Collection entries
● ● ● ● ●

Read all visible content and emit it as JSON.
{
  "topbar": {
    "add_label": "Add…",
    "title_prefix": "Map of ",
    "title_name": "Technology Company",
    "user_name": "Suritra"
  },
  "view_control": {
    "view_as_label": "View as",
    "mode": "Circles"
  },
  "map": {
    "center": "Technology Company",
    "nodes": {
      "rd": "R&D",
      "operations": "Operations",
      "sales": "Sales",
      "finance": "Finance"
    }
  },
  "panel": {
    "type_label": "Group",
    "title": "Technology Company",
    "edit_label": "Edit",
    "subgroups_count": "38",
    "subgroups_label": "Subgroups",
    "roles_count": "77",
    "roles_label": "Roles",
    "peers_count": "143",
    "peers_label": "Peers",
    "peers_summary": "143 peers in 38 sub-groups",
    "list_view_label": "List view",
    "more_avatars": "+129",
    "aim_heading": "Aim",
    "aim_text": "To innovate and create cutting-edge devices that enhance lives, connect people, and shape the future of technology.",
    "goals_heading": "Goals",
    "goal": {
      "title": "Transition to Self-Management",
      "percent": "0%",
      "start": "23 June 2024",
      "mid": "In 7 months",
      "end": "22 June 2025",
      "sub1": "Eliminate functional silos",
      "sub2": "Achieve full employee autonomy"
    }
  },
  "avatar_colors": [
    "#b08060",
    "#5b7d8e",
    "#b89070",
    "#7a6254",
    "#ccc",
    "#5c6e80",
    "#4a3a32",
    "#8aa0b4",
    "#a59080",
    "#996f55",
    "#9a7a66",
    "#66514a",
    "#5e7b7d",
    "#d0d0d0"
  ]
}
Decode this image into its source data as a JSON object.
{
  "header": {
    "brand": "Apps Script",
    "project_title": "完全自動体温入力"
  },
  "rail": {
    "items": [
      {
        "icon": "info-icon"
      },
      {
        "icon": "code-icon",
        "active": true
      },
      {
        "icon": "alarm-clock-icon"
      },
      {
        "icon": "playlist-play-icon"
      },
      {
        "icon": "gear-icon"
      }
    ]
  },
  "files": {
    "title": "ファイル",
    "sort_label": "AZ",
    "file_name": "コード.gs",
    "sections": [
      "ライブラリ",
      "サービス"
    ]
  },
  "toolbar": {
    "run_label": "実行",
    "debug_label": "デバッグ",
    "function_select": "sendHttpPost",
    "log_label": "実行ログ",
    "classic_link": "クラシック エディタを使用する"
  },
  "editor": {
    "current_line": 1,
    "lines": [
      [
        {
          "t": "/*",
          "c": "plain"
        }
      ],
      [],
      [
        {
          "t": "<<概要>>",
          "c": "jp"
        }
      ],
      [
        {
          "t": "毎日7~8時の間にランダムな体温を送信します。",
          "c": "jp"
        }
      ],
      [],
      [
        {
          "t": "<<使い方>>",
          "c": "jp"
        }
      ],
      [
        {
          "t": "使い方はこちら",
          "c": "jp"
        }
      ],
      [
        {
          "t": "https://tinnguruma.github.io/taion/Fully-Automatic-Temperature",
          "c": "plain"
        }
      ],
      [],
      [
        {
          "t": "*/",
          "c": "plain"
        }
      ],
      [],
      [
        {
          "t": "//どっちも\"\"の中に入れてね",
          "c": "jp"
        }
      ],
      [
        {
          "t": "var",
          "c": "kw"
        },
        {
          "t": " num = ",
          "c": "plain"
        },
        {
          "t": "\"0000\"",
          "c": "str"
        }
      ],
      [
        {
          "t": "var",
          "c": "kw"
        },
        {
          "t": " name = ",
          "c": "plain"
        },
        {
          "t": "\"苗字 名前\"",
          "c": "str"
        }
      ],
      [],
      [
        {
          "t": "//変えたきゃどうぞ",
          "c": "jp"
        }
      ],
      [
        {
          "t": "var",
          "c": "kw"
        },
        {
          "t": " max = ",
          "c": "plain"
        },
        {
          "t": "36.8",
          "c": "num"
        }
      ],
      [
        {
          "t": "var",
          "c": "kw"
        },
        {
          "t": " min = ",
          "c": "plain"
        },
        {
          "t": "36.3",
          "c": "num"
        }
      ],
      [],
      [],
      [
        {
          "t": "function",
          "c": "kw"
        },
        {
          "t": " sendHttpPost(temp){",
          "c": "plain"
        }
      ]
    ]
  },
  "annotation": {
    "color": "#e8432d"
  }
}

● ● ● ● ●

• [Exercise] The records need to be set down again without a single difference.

• [Response to this exercise]
Read all visible content and emit it as JSON.
{
  "topbar": {
    "add_label": "Add…",
    "title_prefix": "Map of ",
    "title_name": "Technology Company",
    "user_name": "Suritra"
  },
  "view_control": {
    "view_as_label": "View as",
    "mode": "Circles"
  },
  "map": {
    "center": "Technology Company",
    "nodes": {
      "rd": "R&D",
      "operations": "Operations",
      "sales": "Sales",
      "finance": "Finance"
    }
  },
  "panel": {
    "type_label": "Group",
    "title": "Technology Company",
    "edit_label": "Edit",
    "subgroups_count": "38",
    "subgroups_label": "Subgroups",
    "roles_count": "77",
    "roles_label": "Roles",
    "peers_count": "143",
    "peers_label": "Peers",
    "peers_summary": "143 peers in 38 sub-groups",
    "list_view_label": "List view",
    "more_avatars": "+129",
    "aim_heading": "Aim",
    "aim_text": "To innovate and create cutting-edge devices that enhance lives, connect people, and shape the future of technology.",
    "goals_heading": "Goals",
    "goal": {
      "title": "Transition to Self-Management",
      "percent": "0%",
      "start": "23 June 2024",
      "mid": "In 7 months",
      "end": "22 June 2025",
      "sub1": "Eliminate functional silos",
      "sub2": "Achieve full employee autonomy"
    }
  },
  "avatar_colors": [
    "#b08060",
    "#5b7d8e",
    "#b89070",
    "#7a6254",
    "#ccc",
    "#5c6e80",
    "#4a3a32",
    "#8aa0b4",
    "#a59080",
    "#996f55",
    "#9a7a66",
    "#66514a",
    "#5e7b7d",
    "#d0d0d0"
  ]
}
Decode this image into its source data as a JSON object.
{
  "header": {
    "brand": "Apps Script",
    "project_title": "完全自動体温入力"
  },
  "rail": {
    "items": [
      {
        "icon": "info-icon"
      },
      {
        "icon": "code-icon",
        "active": true
      },
      {
        "icon": "alarm-clock-icon"
      },
      {
        "icon": "playlist-play-icon"
      },
      {
        "icon": "gear-icon"
      }
    ]
  },
  "files": {
    "title": "ファイル",
    "sort_label": "AZ",
    "file_name": "コード.gs",
    "sections": [
      "ライブラリ",
      "サービス"
    ]
  },
  "toolbar": {
    "run_label": "実行",
    "debug_label": "デバッグ",
    "function_select": "sendHttpPost",
    "log_label": "実行ログ",
    "classic_link": "クラシック エディタを使用する"
  },
  "editor": {
    "current_line": 1,
    "lines": [
      [
        {
          "t": "/*",
          "c": "plain"
        }
      ],
      [],
      [
        {
          "t": "<<概要>>",
          "c": "jp"
        }
      ],
      [
        {
          "t": "毎日7~8時の間にランダムな体温を送信します。",
          "c": "jp"
        }
      ],
      [],
      [
        {
          "t": "<<使い方>>",
          "c": "jp"
        }
      ],
      [
        {
          "t": "使い方はこちら",
          "c": "jp"
        }
      ],
      [
        {
          "t": "https://tinnguruma.github.io/taion/Fully-Automatic-Temperature",
          "c": "plain"
        }
      ],
      [],
      [
        {
          "t": "*/",
          "c": "plain"
        }
      ],
      [],
      [
        {
          "t": "//どっちも\"\"の中に入れてね",
          "c": "jp"
        }
      ],
      [
        {
          "t": "var",
          "c": "kw"
        },
        {
          "t": " num = ",
          "c": "plain"
        },
        {
          "t": "\"0000\"",
          "c": "str"
        }
      ],
      [
        {
          "t": "var",
          "c": "kw"
        },
        {
          "t": " name = ",
          "c": "plain"
        },
        {
          "t": "\"苗字 名前\"",
          "c": "str"
        }
      ],
      [],
      [
        {
          "t": "//変えたきゃどうぞ",
          "c": "jp"
        }
      ],
      [
        {
          "t": "var",
          "c": "kw"
        },
        {
          "t": " max = ",
          "c": "plain"
        },
        {
          "t": "36.8",
          "c": "num"
        }
      ],
      [
        {
          "t": "var",
          "c": "kw"
        },
        {
          "t": " min = ",
          "c": "plain"
        },
        {
          "t": "36.3",
          "c": "num"
        }
      ],
      [],
      [],
      [
        {
          "t": "function",
          "c": "kw"
        },
        {
          "t": " sendHttpPost(temp){",
          "c": "plain"
        }
      ]
    ]
  },
  "annotation": {
    "color": "#e8432d"
  }
}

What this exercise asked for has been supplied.